One of the key ideas behind this agenda, according to Chin Tah, is to “send out a rallying cry to engineers, entrepreneurs and enterprises from all over to help solve big problems in healthcare, education, finance, logistics and security.” This will spur opportunities to create new solutions and innovations that can meet with Singapore’s needs and ultimately be exported to the wider region.
Knowledge Versus Skills: Two Sides of the Same Coin
“The ability to translate legacy processes into new modern, internet-enabled workflows is hugely valuable today,” Shiyan says. To stay relevant to the job and skill demands of today, talents will have to be open to continual learning and proactive tinkering – which includes skilling up with soft skills and domain expertise at different points in one’s career.
“Soft skills, skills of empathy, skills more related to the right-brain, such as design and storytelling will feature strongly in a sector and a world that’s increasingly fast-paced,” Chin Tah says.
In Singapore, there is an increasing number of people who have made mid-career switches into digital industries. “We’ve met with individuals who have come from a banking background trying their hand at managing digital payment products for the region – the fit has been great, and the experience, they say, has been a refreshing and dramatic departure from their previous jobs.
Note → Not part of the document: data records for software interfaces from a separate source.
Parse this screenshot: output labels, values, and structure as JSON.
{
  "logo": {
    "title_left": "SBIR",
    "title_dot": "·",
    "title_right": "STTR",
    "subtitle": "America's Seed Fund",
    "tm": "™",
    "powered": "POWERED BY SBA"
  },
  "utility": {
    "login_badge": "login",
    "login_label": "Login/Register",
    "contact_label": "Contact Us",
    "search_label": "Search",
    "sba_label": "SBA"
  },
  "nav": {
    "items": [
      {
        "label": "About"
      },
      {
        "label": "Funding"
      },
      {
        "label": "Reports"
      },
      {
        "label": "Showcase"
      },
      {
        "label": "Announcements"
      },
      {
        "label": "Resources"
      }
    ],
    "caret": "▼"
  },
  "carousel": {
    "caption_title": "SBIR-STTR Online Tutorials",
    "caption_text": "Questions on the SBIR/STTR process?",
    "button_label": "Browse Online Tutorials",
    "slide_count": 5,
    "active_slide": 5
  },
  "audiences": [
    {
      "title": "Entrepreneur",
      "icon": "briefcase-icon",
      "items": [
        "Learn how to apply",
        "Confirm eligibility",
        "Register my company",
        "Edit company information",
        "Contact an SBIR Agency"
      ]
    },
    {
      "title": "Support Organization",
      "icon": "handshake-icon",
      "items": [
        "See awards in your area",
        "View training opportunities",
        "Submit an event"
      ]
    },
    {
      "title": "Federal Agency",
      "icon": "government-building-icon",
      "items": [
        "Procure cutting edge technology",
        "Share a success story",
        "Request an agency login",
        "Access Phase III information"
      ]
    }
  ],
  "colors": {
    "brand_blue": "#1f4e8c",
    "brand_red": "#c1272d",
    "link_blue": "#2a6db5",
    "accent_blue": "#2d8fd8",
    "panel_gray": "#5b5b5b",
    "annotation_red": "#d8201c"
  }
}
I also know someone who used to run an advanced manufacturing line who now heads up the AI technical team for, of all things, a games company,” Chin Tah says.
DISG anticipates the creation of over 30,000 roles in the sector over the next few years, of which half are not technical in nature. Chin Tah reckons that these jobs would be catalytic in helping Singapore transition into a “bona fide tech hub that builds cool products for the region and the world.” These run the gamut from the technical to the commercial, and include roles in data analytics,software engineering, product management, UI/UX design, regional commercial operations, business development, finance, and human resource.
With Great Talent Comes Great Opportunities
Part of DISG’s efforts of building Singapore’s growing tech ecosystem is to connect the right talents with the right opportunities. This includes working alongside companies to create regional rotational programmes that expose Singaporeans to the wider market and build a deeper talent bench.
The DISG team also actively speaks with individuals who are interested in making a career switch to the tech sector or who have recently arrived in Singapore. “They were both looking to plug into the community, to understand the lay of the land, make friends, find mentors and opportunities,” Chin Tah says.
In Singapore, there is an influx of talents from different communities across the Valley, Southeast Asia, Hangzhou, and New York, and Shiyan shares that issues of socioeconomic equality and opportunity will have to be addressed as the tech ecosystem continues to grow. One way to go about it, she thinks, is to find solutions that help us to be less transactional with foreign talent and to think of ways to absorb talents who truly want to be part of the Singapore story into our community.
Additionally, the DISG office has developed their own social map of individuals, identified the gaps within the broader Singapore tech network, and are now working with community builders like Singapore Global Network (SGN) to bridge connections with content and events.
“Singapore’s own experience with the tech sector has been a learning journey, and we want to continue to grow, adapt, evolve as the world changes. I’d like to warmly invite you to visit virtually, for now, and check it out for yourselves,” Chin Tah says.